[PROBLEM DESCRIPTION]
An exact copy of all the records is the expected answer.

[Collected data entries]
-=-=-
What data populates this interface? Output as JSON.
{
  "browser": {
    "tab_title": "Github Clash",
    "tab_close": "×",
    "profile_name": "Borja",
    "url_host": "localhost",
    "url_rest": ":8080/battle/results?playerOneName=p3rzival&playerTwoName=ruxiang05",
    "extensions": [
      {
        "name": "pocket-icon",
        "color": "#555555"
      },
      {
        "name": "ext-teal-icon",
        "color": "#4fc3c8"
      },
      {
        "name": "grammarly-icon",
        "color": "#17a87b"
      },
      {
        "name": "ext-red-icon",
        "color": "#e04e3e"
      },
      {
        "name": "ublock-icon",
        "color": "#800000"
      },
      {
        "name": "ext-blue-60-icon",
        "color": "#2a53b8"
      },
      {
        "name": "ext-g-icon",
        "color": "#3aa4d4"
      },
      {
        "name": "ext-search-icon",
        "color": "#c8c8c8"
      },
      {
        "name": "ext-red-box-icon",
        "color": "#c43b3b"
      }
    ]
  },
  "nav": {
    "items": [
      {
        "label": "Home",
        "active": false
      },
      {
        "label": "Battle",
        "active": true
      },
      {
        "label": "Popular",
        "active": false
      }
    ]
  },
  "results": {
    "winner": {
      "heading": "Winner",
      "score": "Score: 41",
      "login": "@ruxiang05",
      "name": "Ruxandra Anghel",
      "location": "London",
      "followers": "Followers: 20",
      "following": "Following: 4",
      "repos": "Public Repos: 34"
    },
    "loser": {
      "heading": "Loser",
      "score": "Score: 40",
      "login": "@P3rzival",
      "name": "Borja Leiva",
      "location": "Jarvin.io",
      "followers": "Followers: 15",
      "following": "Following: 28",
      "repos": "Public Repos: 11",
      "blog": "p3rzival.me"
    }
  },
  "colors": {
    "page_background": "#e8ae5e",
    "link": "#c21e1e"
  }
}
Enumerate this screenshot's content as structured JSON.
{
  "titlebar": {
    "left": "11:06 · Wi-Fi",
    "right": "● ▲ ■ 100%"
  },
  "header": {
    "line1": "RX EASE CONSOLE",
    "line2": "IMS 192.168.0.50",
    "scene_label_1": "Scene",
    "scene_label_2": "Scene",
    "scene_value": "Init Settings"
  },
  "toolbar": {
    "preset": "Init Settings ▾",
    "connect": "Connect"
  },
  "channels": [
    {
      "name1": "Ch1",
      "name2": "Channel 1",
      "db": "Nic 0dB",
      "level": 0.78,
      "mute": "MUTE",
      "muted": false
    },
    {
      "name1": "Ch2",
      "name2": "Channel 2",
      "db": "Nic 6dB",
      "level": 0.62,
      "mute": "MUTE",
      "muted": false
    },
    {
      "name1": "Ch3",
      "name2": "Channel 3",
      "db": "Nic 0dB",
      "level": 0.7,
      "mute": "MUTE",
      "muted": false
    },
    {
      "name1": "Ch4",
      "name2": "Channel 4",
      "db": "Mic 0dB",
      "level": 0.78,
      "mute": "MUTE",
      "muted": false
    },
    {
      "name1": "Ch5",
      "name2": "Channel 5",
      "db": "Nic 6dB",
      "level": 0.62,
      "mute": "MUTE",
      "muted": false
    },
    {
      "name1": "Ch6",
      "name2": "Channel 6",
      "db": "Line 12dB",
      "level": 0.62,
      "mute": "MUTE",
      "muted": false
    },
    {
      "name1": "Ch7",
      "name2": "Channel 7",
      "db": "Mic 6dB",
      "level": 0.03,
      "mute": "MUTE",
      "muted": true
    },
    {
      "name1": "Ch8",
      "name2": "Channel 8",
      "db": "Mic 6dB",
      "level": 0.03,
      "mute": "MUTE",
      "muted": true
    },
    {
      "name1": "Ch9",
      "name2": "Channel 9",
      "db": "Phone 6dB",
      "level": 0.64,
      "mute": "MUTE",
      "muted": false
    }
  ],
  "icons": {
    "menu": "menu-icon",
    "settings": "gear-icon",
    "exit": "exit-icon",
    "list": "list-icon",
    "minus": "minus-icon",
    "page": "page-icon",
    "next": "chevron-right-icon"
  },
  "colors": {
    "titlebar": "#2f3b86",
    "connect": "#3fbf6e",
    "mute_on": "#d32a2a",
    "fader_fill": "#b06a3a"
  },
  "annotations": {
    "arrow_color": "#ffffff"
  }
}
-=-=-
[ANSWER TO THE PROBLEM]
What data populates this interface? Output as JSON.
{
  "browser": {
    "tab_title": "Github Clash",
    "tab_close": "×",
    "profile_name": "Borja",
    "url_host": "localhost",
    "url_rest": ":8080/battle/results?playerOneName=p3rzival&playerTwoName=ruxiang05",
    "extensions": [
      {
        "name": "pocket-icon",
        "color": "#555555"
      },
      {
        "name": "ext-teal-icon",
        "color": "#4fc3c8"
      },
      {
        "name": "grammarly-icon",
        "color": "#17a87b"
      },
      {
        "name": "ext-red-icon",
        "color": "#e04e3e"
      },
      {
        "name": "ublock-icon",
        "color": "#800000"
      },
      {
        "name": "ext-blue-60-icon",
        "color": "#2a53b8"
      },
      {
        "name": "ext-g-icon",
        "color": "#3aa4d4"
      },
      {
        "name": "ext-search-icon",
        "color": "#c8c8c8"
      },
      {
        "name": "ext-red-box-icon",
        "color": "#c43b3b"
      }
    ]
  },
  "nav": {
    "items": [
      {
        "label": "Home",
        "active": false
      },
      {
        "label": "Battle",
        "active": true
      },
      {
        "label": "Popular",
        "active": false
      }
    ]
  },
  "results": {
    "winner": {
      "heading": "Winner",
      "score": "Score: 41",
      "login": "@ruxiang05",
      "name": "Ruxandra Anghel",
      "location": "London",
      "followers": "Followers: 20",
      "following": "Following: 4",
      "repos": "Public Repos: 34"
    },
    "loser": {
      "heading": "Loser",
      "score": "Score: 40",
      "login": "@P3rzival",
      "name": "Borja Leiva",
      "location": "Jarvin.io",
      "followers": "Followers: 15",
      "following": "Following: 28",
      "repos": "Public Repos: 11",
      "blog": "p3rzival.me"
    }
  },
  "colors": {
    "page_background": "#e8ae5e",
    "link": "#c21e1e"
  }
}
Enumerate this screenshot's content as structured JSON.
{
  "titlebar": {
    "left": "11:06 · Wi-Fi",
    "right": "● ▲ ■ 100%"
  },
  "header": {
    "line1": "RX EASE CONSOLE",
    "line2": "IMS 192.168.0.50",
    "scene_label_1": "Scene",
    "scene_label_2": "Scene",
    "scene_value": "Init Settings"
  },
  "toolbar": {
    "preset": "Init Settings ▾",
    "connect": "Connect"
  },
  "channels": [
    {
      "name1": "Ch1",
      "name2": "Channel 1",
      "db": "Nic 0dB",
      "level": 0.78,
      "mute": "MUTE",
      "muted": false
    },
    {
      "name1": "Ch2",
      "name2": "Channel 2",
      "db": "Nic 6dB",
      "level": 0.62,
      "mute": "MUTE",
      "muted": false
    },
    {
      "name1": "Ch3",
      "name2": "Channel 3",
      "db": "Nic 0dB",
      "level": 0.7,
      "mute": "MUTE",
      "muted": false
    },
    {
      "name1": "Ch4",
      "name2": "Channel 4",
      "db": "Mic 0dB",
      "level": 0.78,
      "mute": "MUTE",
      "muted": false
    },
    {
      "name1": "Ch5",
      "name2": "Channel 5",
      "db": "Nic 6dB",
      "level": 0.62,
      "mute": "MUTE",
      "muted": false
    },
    {
      "name1": "Ch6",
      "name2": "Channel 6",
      "db": "Line 12dB",
      "level": 0.62,
      "mute": "MUTE",
      "muted": false
    },
    {
      "name1": "Ch7",
      "name2": "Channel 7",
      "db": "Mic 6dB",
      "level": 0.03,
      "mute": "MUTE",
      "muted": true
    },
    {
      "name1": "Ch8",
      "name2": "Channel 8",
      "db": "Mic 6dB",
      "level": 0.03,
      "mute": "MUTE",
      "muted": true
    },
    {
      "name1": "Ch9",
      "name2": "Channel 9",
      "db": "Phone 6dB",
      "level": 0.64,
      "mute": "MUTE",
      "muted": false
    }
  ],
  "icons": {
    "menu": "menu-icon",
    "settings": "gear-icon",
    "exit": "exit-icon",
    "list": "list-icon",
    "minus": "minus-icon",
    "page": "page-icon",
    "next": "chevron-right-icon"
  },
  "colors": {
    "titlebar": "#2f3b86",
    "connect": "#3fbf6e",
    "mute_on": "#d32a2a",
    "fader_fill": "#b06a3a"
  },
  "annotations": {
    "arrow_color": "#ffffff"
  }
}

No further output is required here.